A U.S. Department of Energy grant accepted by the council at it previous meeting on Jan. 7, 2103 was the starting point for remarks made by Kermit Schlansker during public commentary. The problem with getting money for a bad project is that it takes money away from a good project, Schlansker said. He noted that the DOE’s award of the wind turbine grant to Ann Arbor illustrates his contention that DOE does not know how to spend its money – and needs to be led by local units of government, like cities. There’s nothing new about windmills, he said. He cited the rooftop of Mitchell Elementary and Scarlett Middle schools as a good place to install solar panels. He mentioned that last summer during a heat wave, the amount of power had dwindled in his part of the city. He said the DOE money would be better spent buying land to construct an energy farm.
Comm/Comm: Affordable Services
Thomas Partridge introduced himself as a resident of Washtenaw County, Ann Arbor, Michigan’s 18th senate district and 53rd house district, noting that he’s run for office to represent those districts. He said he still has finance committees from those campaigns and will be a candidate in 2014. He said he was there during an important week celebrating the birth of Martin Luther King Jr. – not to talk about dog parks or about trying to cause turmoil in Ann Arbor by using international controversy. He asked the council to pass a resolution calling on the White House to fund affordable transportation, health care, housing, and education and to end homelessness throughout the country. He asked for the recall of Gov. Rick Snyder and mayor John Hieftje.
Partridge also addressed the council during public commentary at the conclusion of the meeting. He was critical of the city that its offices were closed on Jan. 21 in observance of Martin Luther King Jr. Day, when other organizations like the University of Michigan had scheduled a full two weeks of events that were related to MLK Day. Partridge reported that he’d attended the keynote address by Morris Dees of the Southern Poverty Law Center, but had not seen any city councilmembers at that event. He called on the council to reset its moral and public policy compass to advance the cause of the most vulnerable. Partridge found it inexplicable that Hieftje appeared to ignore the personal attacks against Chuck Warpehoski (Ward 5) by those he ventured might be paid representatives of Palestine. He contended that Warpehoski was being criticized because he appears to be a Christian who ran on an agenda of peace and justice, not on causing more conflict in the city of Ann Arbor.
Present: Jane Lumm, Mike Anglin, Sabra Briere, Sumi Kailasapathy, Sally Petersen, Stephen Kunselman, Marcia Higgins, John Hieftje, Christopher Taylor, Chuck Warpehoski.
Absent: Margie Teall.

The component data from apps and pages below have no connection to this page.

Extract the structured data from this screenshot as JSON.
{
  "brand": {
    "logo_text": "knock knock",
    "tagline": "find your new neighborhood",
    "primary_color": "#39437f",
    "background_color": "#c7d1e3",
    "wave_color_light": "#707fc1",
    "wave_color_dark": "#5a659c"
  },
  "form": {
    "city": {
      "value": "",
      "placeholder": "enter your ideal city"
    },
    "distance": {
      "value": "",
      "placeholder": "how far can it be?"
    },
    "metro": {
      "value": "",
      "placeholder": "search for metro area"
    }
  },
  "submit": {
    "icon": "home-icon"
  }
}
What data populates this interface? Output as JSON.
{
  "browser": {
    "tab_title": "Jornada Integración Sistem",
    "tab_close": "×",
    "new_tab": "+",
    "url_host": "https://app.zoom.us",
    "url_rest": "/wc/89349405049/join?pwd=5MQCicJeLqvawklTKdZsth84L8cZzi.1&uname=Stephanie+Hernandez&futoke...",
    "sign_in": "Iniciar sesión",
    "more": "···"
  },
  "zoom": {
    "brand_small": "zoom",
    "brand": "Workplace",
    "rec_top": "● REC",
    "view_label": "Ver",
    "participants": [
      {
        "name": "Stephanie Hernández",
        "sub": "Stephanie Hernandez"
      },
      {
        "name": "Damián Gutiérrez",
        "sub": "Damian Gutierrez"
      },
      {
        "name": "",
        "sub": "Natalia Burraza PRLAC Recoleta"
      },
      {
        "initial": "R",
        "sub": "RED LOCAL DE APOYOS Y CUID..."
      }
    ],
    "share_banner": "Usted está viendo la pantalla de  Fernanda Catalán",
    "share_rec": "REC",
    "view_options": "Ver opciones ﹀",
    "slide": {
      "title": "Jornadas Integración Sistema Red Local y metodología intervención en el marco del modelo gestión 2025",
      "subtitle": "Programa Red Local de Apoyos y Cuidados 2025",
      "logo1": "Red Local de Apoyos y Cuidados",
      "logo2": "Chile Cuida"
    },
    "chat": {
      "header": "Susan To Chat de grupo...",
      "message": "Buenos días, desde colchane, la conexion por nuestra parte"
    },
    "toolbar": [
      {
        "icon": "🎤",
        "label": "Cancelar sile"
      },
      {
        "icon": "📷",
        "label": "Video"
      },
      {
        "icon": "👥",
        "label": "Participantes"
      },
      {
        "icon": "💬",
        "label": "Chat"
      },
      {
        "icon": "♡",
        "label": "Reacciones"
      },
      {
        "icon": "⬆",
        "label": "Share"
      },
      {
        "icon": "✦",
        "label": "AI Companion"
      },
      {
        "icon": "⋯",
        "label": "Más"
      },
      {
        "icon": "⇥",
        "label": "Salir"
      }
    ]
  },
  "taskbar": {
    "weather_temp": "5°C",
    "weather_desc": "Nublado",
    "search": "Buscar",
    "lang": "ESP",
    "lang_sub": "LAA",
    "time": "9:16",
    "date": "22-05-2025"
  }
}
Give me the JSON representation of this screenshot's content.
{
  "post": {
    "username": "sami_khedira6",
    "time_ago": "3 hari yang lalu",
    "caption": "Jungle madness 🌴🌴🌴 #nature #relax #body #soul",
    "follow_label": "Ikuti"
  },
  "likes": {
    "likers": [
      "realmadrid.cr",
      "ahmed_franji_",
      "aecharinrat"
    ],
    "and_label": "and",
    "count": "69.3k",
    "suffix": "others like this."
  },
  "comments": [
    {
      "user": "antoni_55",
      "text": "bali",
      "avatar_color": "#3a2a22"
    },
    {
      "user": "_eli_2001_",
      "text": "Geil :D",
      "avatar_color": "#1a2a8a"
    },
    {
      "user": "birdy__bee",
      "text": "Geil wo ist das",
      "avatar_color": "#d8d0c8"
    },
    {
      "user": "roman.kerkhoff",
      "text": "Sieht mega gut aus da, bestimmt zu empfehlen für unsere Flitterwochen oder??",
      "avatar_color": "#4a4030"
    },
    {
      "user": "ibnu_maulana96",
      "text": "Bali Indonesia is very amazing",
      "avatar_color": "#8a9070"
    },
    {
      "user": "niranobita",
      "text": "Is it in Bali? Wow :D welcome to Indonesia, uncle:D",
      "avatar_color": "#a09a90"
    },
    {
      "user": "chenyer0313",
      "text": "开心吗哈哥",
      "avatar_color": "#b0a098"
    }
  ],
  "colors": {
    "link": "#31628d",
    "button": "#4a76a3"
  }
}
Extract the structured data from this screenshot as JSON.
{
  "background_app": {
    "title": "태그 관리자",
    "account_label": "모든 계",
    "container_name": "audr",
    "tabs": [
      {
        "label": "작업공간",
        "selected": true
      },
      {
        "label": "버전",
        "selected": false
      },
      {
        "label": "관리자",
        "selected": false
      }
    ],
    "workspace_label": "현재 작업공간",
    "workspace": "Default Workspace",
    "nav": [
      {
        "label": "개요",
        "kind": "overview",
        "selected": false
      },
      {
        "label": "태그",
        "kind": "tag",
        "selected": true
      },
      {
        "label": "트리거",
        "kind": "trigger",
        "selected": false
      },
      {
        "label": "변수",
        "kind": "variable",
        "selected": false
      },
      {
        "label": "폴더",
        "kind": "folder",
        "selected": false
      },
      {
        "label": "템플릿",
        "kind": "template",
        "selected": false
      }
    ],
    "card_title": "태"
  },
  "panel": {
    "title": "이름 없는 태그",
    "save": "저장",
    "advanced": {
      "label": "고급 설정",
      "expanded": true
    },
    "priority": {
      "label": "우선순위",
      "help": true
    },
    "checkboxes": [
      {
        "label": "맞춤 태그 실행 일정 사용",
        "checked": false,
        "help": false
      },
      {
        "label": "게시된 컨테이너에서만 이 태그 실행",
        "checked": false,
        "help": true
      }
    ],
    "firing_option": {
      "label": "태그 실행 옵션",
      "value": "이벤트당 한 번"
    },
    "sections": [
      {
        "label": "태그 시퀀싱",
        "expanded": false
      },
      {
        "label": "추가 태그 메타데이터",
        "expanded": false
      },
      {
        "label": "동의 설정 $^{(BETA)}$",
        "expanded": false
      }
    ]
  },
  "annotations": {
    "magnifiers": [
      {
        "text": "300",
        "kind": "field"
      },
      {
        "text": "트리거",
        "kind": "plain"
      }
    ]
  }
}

Next council meeting: Monday, Feb. 4, 2013 at 7 p.m. in the second-floor council chambers at 301 E. Huron. [Check Chronicle event listings to confirm date]
The Chronicle could not survive without regular voluntary subscriptions to support our coverage of public bodies like the Ann Arbor city council. Click this link for details: Subscribe to The Chronicle. And if you’re already supporting us, please encourage your friends, neighbors and colleagues to help support The Chronicle, too!